Entries from a dataset of interfaces
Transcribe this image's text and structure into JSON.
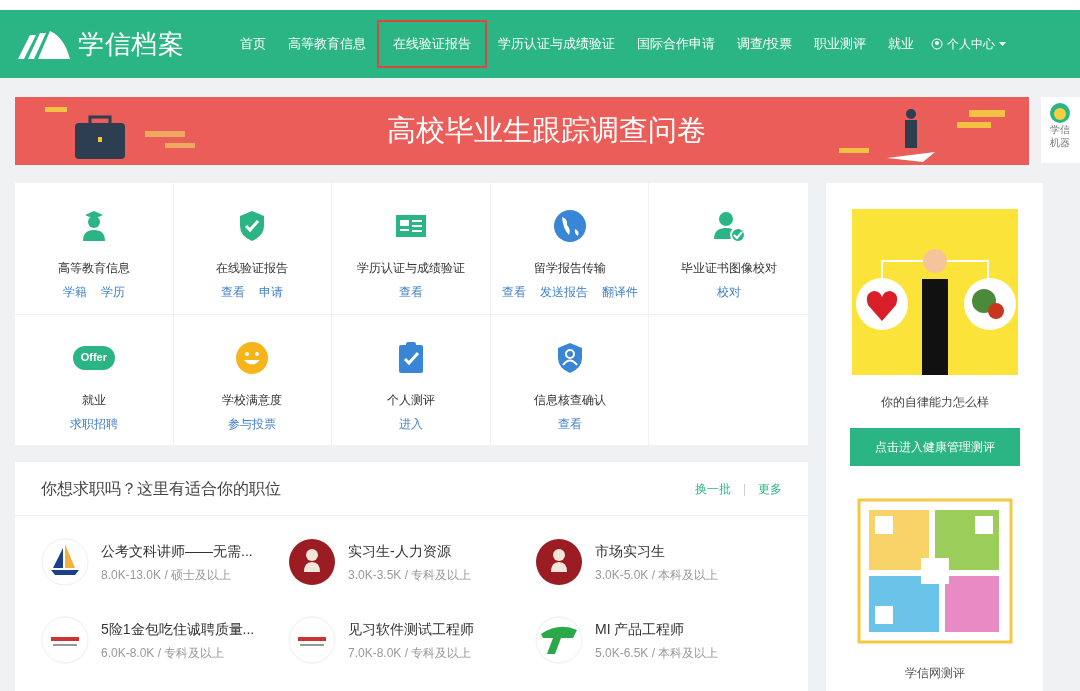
{
  "header": {
    "logo_text": "学信档案",
    "nav": [
      {
        "label": "首页",
        "highlighted": false
      },
      {
        "label": "高等教育信息",
        "highlighted": false
      },
      {
        "label": "在线验证报告",
        "highlighted": true
      },
      {
        "label": "学历认证与成绩验证",
        "highlighted": false
      },
      {
        "label": "国际合作申请",
        "highlighted": false
      },
      {
        "label": "调查/投票",
        "highlighted": false
      },
      {
        "label": "职业测评",
        "highlighted": false
      },
      {
        "label": "就业",
        "highlighted": false
      }
    ],
    "user_menu": "个人中心"
  },
  "banner": {
    "title": "高校毕业生跟踪调查问卷"
  },
  "side_widget": {
    "lines": [
      "学信",
      "机器"
    ]
  },
  "services": [
    {
      "kind": "graduate",
      "title": "高等教育信息",
      "links": [
        "学籍",
        "学历"
      ]
    },
    {
      "kind": "shield",
      "title": "在线验证报告",
      "links": [
        "查看",
        "申请"
      ]
    },
    {
      "kind": "card",
      "title": "学历认证与成绩验证",
      "links": [
        "查看"
      ]
    },
    {
      "kind": "globe",
      "title": "留学报告传输",
      "links": [
        "查看",
        "发送报告",
        "翻译件"
      ]
    },
    {
      "kind": "usercheck",
      "title": "毕业证书图像校对",
      "links": [
        "校对"
      ]
    },
    {
      "kind": "offer",
      "icon_text": "Offer",
      "title": "就业",
      "links": [
        "求职招聘"
      ]
    },
    {
      "kind": "smile",
      "title": "学校满意度",
      "links": [
        "参与投票"
      ]
    },
    {
      "kind": "clipboard",
      "title": "个人测评",
      "links": [
        "进入"
      ]
    },
    {
      "kind": "usershield",
      "title": "信息核查确认",
      "links": [
        "查看"
      ]
    }
  ],
  "jobs": {
    "title": "你想求职吗？这里有适合你的职位",
    "actions": [
      "换一批",
      "更多"
    ],
    "action_separator": "|",
    "items": [
      {
        "title": "公考文科讲师——无需...",
        "meta": "8.0K-13.0K / 硕士及以上",
        "kind": "boat"
      },
      {
        "title": "实习生-人力资源",
        "meta": "3.0K-3.5K / 专科及以上",
        "kind": "figure"
      },
      {
        "title": "市场实习生",
        "meta": "3.0K-5.0K / 本科及以上",
        "kind": "figure"
      },
      {
        "title": "5险1金包吃住诚聘质量...",
        "meta": "6.0K-8.0K / 专科及以上",
        "kind": "plain"
      },
      {
        "title": "见习软件测试工程师",
        "meta": "7.0K-8.0K / 专科及以上",
        "kind": "plain"
      },
      {
        "title": "MI 产品工程师",
        "meta": "5.0K-6.5K / 本科及以上",
        "kind": "stripe"
      }
    ]
  },
  "promo": {
    "caption": "你的自律能力怎么样",
    "button": "点击进入健康管理测评",
    "qr_caption": "学信网测评"
  }
}
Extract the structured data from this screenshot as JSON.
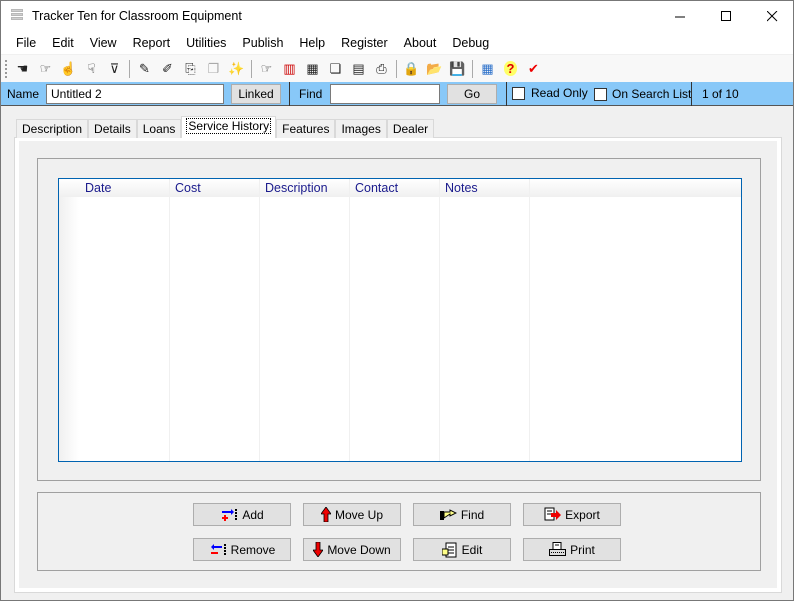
{
  "window": {
    "title": "Tracker Ten for Classroom Equipment",
    "controls": {
      "minimize": "—",
      "maximize": "☐",
      "close": "✕"
    }
  },
  "menu": [
    "File",
    "Edit",
    "View",
    "Report",
    "Utilities",
    "Publish",
    "Help",
    "Register",
    "About",
    "Debug"
  ],
  "toolbar": {
    "groups": [
      [
        {
          "name": "first-record-icon",
          "glyph": "☚"
        },
        {
          "name": "next-record-icon",
          "glyph": "☞"
        },
        {
          "name": "point-up-icon",
          "glyph": "☝"
        },
        {
          "name": "point-down-icon",
          "glyph": "☟"
        },
        {
          "name": "filter-icon",
          "glyph": "⊽"
        }
      ],
      [
        {
          "name": "edit-record-icon",
          "glyph": "✎"
        },
        {
          "name": "brush-icon",
          "glyph": "✐"
        },
        {
          "name": "export-doc-icon",
          "glyph": "⎘"
        },
        {
          "name": "copy-disabled-icon",
          "glyph": "❐"
        },
        {
          "name": "magic-icon",
          "glyph": "✨"
        }
      ],
      [
        {
          "name": "find-icon",
          "glyph": "☞"
        },
        {
          "name": "chart-icon",
          "glyph": "▥"
        },
        {
          "name": "table-icon",
          "glyph": "▦"
        },
        {
          "name": "pages-icon",
          "glyph": "❏"
        },
        {
          "name": "film-icon",
          "glyph": "▤"
        },
        {
          "name": "print-icon",
          "glyph": "⎙"
        }
      ],
      [
        {
          "name": "lock-icon",
          "glyph": "🔒"
        },
        {
          "name": "open-folder-icon",
          "glyph": "📂"
        },
        {
          "name": "save-icon",
          "glyph": "💾"
        }
      ],
      [
        {
          "name": "calculator-icon",
          "glyph": "▦"
        },
        {
          "name": "help-icon",
          "glyph": "?"
        },
        {
          "name": "check-icon",
          "glyph": "✔"
        }
      ]
    ]
  },
  "infobar": {
    "name_label": "Name",
    "name_value": "Untitled 2",
    "linked_label": "Linked",
    "find_label": "Find",
    "find_value": "",
    "go_label": "Go",
    "read_only_label": "Read Only",
    "read_only_checked": false,
    "on_search_list_label": "On Search List",
    "on_search_list_checked": false,
    "record_position": "1 of 10"
  },
  "tabs": [
    {
      "label": "Description",
      "active": false
    },
    {
      "label": "Details",
      "active": false
    },
    {
      "label": "Loans",
      "active": false
    },
    {
      "label": "Service History",
      "active": true
    },
    {
      "label": "Features",
      "active": false
    },
    {
      "label": "Images",
      "active": false
    },
    {
      "label": "Dealer",
      "active": false
    }
  ],
  "grid": {
    "columns": [
      "Date",
      "Cost",
      "Description",
      "Contact",
      "Notes"
    ],
    "rows": []
  },
  "actions": {
    "add": "Add",
    "remove": "Remove",
    "move_up": "Move Up",
    "move_down": "Move Down",
    "find": "Find",
    "edit": "Edit",
    "export": "Export",
    "print": "Print"
  },
  "colors": {
    "infobar_bg": "#88c8f8",
    "grid_border": "#0063b1",
    "column_header_text": "#1a1a8c"
  }
}
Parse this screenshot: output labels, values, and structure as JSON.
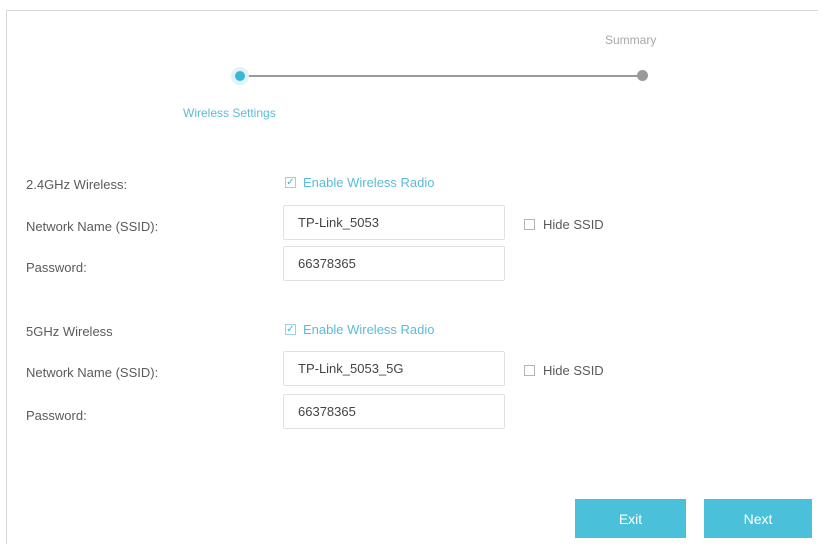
{
  "stepper": {
    "steps": [
      {
        "label": "Wireless Settings",
        "state": "active"
      },
      {
        "label": "Summary",
        "state": "pending"
      }
    ]
  },
  "wireless_24": {
    "section_label": "2.4GHz Wireless:",
    "enable_label": "Enable Wireless Radio",
    "enable_checked": true,
    "ssid_label": "Network Name (SSID):",
    "ssid_value": "TP-Link_5053",
    "hide_ssid_label": "Hide SSID",
    "hide_ssid_checked": false,
    "password_label": "Password:",
    "password_value": "66378365"
  },
  "wireless_5": {
    "section_label": "5GHz Wireless",
    "enable_label": "Enable Wireless Radio",
    "enable_checked": true,
    "ssid_label": "Network Name (SSID):",
    "ssid_value": "TP-Link_5053_5G",
    "hide_ssid_label": "Hide SSID",
    "hide_ssid_checked": false,
    "password_label": "Password:",
    "password_value": "66378365"
  },
  "buttons": {
    "exit_label": "Exit",
    "next_label": "Next"
  },
  "colors": {
    "accent": "#4ac0db",
    "accent_text": "#5bbcd6",
    "step_line": "#9a9a9a",
    "label_text": "#5a5a5a"
  },
  "icons": {
    "checked": "checkbox-checked-icon",
    "unchecked": "checkbox-unchecked-icon"
  }
}
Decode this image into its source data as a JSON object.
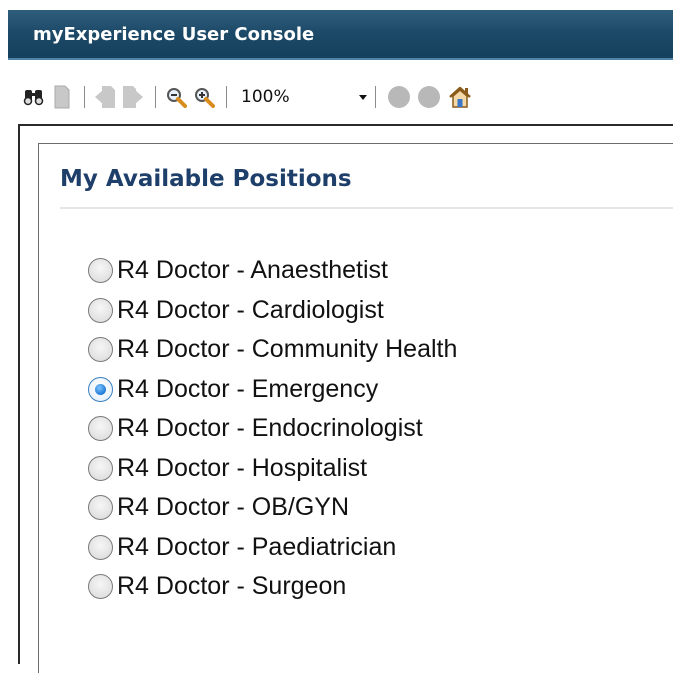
{
  "window": {
    "title": "myExperience User Console"
  },
  "toolbar": {
    "buttons": [
      {
        "name": "find-icon"
      },
      {
        "name": "page-icon"
      },
      {
        "name": "first-page-icon"
      },
      {
        "name": "next-page-icon"
      },
      {
        "name": "zoom-out-icon"
      },
      {
        "name": "zoom-in-icon"
      }
    ],
    "zoom_value": "100%",
    "status_buttons": [
      "circle-button-1",
      "circle-button-2"
    ],
    "home_icon": "home-icon"
  },
  "main": {
    "heading": "My Available Positions",
    "positions": [
      {
        "label": "R4 Doctor - Anaesthetist",
        "selected": false
      },
      {
        "label": "R4 Doctor - Cardiologist",
        "selected": false
      },
      {
        "label": "R4 Doctor - Community Health",
        "selected": false
      },
      {
        "label": "R4 Doctor - Emergency",
        "selected": true
      },
      {
        "label": "R4 Doctor - Endocrinologist",
        "selected": false
      },
      {
        "label": "R4 Doctor - Hospitalist",
        "selected": false
      },
      {
        "label": "R4 Doctor - OB/GYN",
        "selected": false
      },
      {
        "label": "R4 Doctor - Paediatrician",
        "selected": false
      },
      {
        "label": "R4 Doctor - Surgeon",
        "selected": false
      }
    ]
  },
  "colors": {
    "title_bar": "#1d4a68",
    "heading_text": "#1f3f6b",
    "radio_selected": "#1f7ad6"
  }
}
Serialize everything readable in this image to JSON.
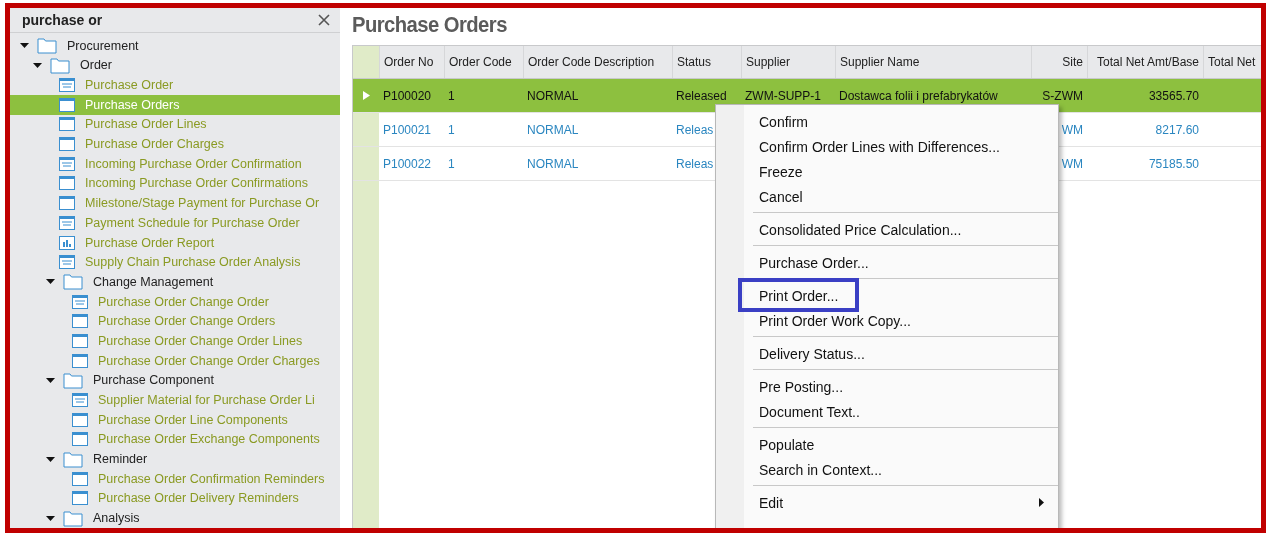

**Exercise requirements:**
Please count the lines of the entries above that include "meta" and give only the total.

**Answer for this exercise:**
6